§ YOUR ASSIGNMENT: When copying the data, keep every line exactly the same.

§ LISTED RECORDS:
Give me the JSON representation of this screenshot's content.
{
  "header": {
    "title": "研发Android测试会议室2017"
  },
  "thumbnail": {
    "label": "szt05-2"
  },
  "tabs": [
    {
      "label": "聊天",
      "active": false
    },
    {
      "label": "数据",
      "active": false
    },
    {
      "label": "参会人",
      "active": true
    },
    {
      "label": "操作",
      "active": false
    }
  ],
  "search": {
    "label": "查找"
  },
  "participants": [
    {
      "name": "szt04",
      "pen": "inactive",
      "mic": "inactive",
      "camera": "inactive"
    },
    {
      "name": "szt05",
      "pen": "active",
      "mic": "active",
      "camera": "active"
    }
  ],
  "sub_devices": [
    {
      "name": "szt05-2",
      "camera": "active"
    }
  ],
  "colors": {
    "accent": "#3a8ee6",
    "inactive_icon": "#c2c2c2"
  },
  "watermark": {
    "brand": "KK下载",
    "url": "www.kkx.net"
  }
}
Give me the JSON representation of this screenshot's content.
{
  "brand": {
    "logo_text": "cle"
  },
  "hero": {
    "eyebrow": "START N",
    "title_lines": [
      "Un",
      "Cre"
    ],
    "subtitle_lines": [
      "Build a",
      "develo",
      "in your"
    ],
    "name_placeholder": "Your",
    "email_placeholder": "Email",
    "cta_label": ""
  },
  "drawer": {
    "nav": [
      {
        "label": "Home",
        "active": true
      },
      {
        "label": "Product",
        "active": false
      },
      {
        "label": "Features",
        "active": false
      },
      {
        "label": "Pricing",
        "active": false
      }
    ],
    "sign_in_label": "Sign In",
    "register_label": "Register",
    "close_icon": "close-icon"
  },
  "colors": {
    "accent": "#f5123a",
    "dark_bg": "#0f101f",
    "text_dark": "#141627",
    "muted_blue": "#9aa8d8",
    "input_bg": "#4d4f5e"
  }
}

§ ANSWER TO THIS EXERCISE:
Give me the JSON representation of this screenshot's content.
{
  "header": {
    "title": "研发Android测试会议室2017"
  },
  "thumbnail": {
    "label": "szt05-2"
  },
  "tabs": [
    {
      "label": "聊天",
      "active": false
    },
    {
      "label": "数据",
      "active": false
    },
    {
      "label": "参会人",
      "active": true
    },
    {
      "label": "操作",
      "active": false
    }
  ],
  "search": {
    "label": "查找"
  },
  "participants": [
    {
      "name": "szt04",
      "pen": "inactive",
      "mic": "inactive",
      "camera": "inactive"
    },
    {
      "name": "szt05",
      "pen": "active",
      "mic": "active",
      "camera": "active"
    }
  ],
  "sub_devices": [
    {
      "name": "szt05-2",
      "camera": "active"
    }
  ],
  "colors": {
    "accent": "#3a8ee6",
    "inactive_icon": "#c2c2c2"
  },
  "watermark": {
    "brand": "KK下载",
    "url": "www.kkx.net"
  }
}
Give me the JSON representation of this screenshot's content.
{
  "brand": {
    "logo_text": "cle"
  },
  "hero": {
    "eyebrow": "START N",
    "title_lines": [
      "Un",
      "Cre"
    ],
    "subtitle_lines": [
      "Build a",
      "develo",
      "in your"
    ],
    "name_placeholder": "Your",
    "email_placeholder": "Email",
    "cta_label": ""
  },
  "drawer": {
    "nav": [
      {
        "label": "Home",
        "active": true
      },
      {
        "label": "Product",
        "active": false
      },
      {
        "label": "Features",
        "active": false
      },
      {
        "label": "Pricing",
        "active": false
      }
    ],
    "sign_in_label": "Sign In",
    "register_label": "Register",
    "close_icon": "close-icon"
  },
  "colors": {
    "accent": "#f5123a",
    "dark_bg": "#0f101f",
    "text_dark": "#141627",
    "muted_blue": "#9aa8d8",
    "input_bg": "#4d4f5e"
  }
}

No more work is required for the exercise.